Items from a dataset
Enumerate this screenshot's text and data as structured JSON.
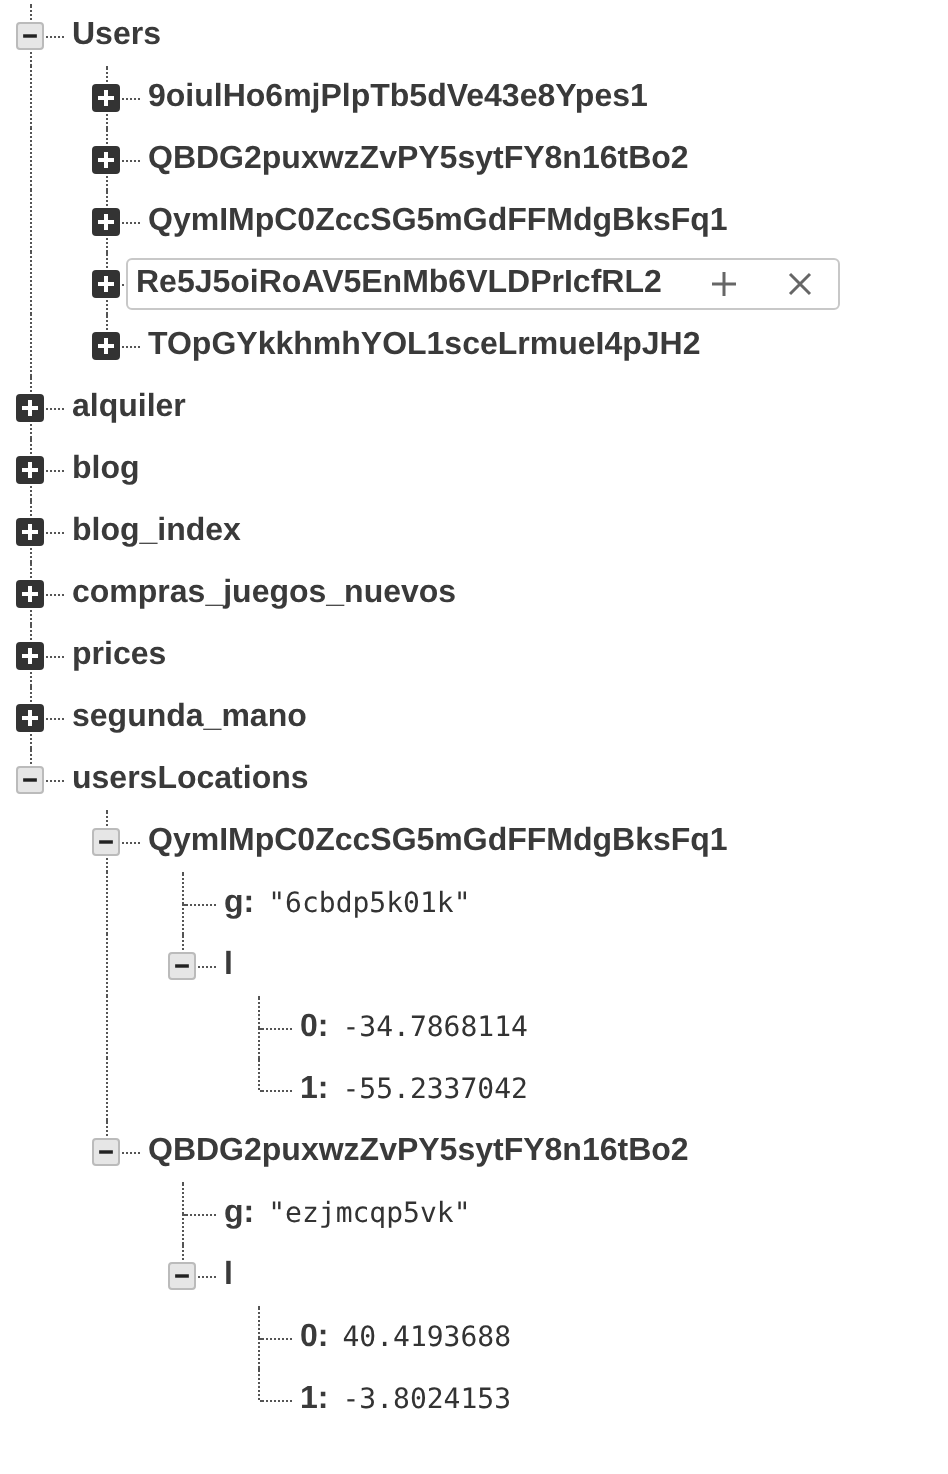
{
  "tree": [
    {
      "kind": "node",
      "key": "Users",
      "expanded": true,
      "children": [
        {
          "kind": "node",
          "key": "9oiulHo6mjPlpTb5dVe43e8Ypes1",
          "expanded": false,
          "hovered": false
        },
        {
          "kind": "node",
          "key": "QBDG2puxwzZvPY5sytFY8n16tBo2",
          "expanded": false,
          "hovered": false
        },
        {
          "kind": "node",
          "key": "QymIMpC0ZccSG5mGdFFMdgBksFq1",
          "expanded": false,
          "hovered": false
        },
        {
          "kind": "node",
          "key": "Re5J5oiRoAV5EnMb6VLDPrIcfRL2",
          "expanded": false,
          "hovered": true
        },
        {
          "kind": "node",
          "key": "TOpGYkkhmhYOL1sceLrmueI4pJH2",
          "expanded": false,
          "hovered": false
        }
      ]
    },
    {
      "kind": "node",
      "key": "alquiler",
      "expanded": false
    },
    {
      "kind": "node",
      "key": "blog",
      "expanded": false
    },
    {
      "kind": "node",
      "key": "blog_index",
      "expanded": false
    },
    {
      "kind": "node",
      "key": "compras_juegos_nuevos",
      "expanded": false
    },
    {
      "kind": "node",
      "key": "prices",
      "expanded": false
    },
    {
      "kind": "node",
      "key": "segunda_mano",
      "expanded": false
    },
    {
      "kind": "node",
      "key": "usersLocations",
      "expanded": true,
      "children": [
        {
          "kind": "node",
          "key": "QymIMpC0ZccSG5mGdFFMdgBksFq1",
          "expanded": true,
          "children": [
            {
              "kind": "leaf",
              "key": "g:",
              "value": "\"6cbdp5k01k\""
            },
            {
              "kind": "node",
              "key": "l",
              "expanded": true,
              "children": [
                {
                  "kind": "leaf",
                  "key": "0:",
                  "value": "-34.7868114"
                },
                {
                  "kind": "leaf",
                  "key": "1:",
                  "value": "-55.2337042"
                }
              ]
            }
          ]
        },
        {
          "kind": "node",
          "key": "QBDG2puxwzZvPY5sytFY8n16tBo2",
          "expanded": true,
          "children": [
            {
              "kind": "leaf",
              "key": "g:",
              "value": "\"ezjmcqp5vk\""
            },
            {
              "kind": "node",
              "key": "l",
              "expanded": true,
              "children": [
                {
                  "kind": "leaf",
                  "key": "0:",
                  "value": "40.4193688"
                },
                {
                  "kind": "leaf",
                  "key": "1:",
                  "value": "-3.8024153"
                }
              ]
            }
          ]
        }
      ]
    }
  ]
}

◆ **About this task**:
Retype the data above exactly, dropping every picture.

◆ **Response for this exercise**:
Enumerate this screenshot's text and data as structured JSON.
{
  "tree": [
    {
      "kind": "node",
      "key": "Users",
      "expanded": true,
      "children": [
        {
          "kind": "node",
          "key": "9oiulHo6mjPlpTb5dVe43e8Ypes1",
          "expanded": false,
          "hovered": false
        },
        {
          "kind": "node",
          "key": "QBDG2puxwzZvPY5sytFY8n16tBo2",
          "expanded": false,
          "hovered": false
        },
        {
          "kind": "node",
          "key": "QymIMpC0ZccSG5mGdFFMdgBksFq1",
          "expanded": false,
          "hovered": false
        },
        {
          "kind": "node",
          "key": "Re5J5oiRoAV5EnMb6VLDPrIcfRL2",
          "expanded": false,
          "hovered": true
        },
        {
          "kind": "node",
          "key": "TOpGYkkhmhYOL1sceLrmueI4pJH2",
          "expanded": false,
          "hovered": false
        }
      ]
    },
    {
      "kind": "node",
      "key": "alquiler",
      "expanded": false
    },
    {
      "kind": "node",
      "key": "blog",
      "expanded": false
    },
    {
      "kind": "node",
      "key": "blog_index",
      "expanded": false
    },
    {
      "kind": "node",
      "key": "compras_juegos_nuevos",
      "expanded": false
    },
    {
      "kind": "node",
      "key": "prices",
      "expanded": false
    },
    {
      "kind": "node",
      "key": "segunda_mano",
      "expanded": false
    },
    {
      "kind": "node",
      "key": "usersLocations",
      "expanded": true,
      "children": [
        {
          "kind": "node",
          "key": "QymIMpC0ZccSG5mGdFFMdgBksFq1",
          "expanded": true,
          "children": [
            {
              "kind": "leaf",
              "key": "g:",
              "value": "\"6cbdp5k01k\""
            },
            {
              "kind": "node",
              "key": "l",
              "expanded": true,
              "children": [
                {
                  "kind": "leaf",
                  "key": "0:",
                  "value": "-34.7868114"
                },
                {
                  "kind": "leaf",
                  "key": "1:",
                  "value": "-55.2337042"
                }
              ]
            }
          ]
        },
        {
          "kind": "node",
          "key": "QBDG2puxwzZvPY5sytFY8n16tBo2",
          "expanded": true,
          "children": [
            {
              "kind": "leaf",
              "key": "g:",
              "value": "\"ezjmcqp5vk\""
            },
            {
              "kind": "node",
              "key": "l",
              "expanded": true,
              "children": [
                {
                  "kind": "leaf",
                  "key": "0:",
                  "value": "40.4193688"
                },
                {
                  "kind": "leaf",
                  "key": "1:",
                  "value": "-3.8024153"
                }
              ]
            }
          ]
        }
      ]
    }
  ]
}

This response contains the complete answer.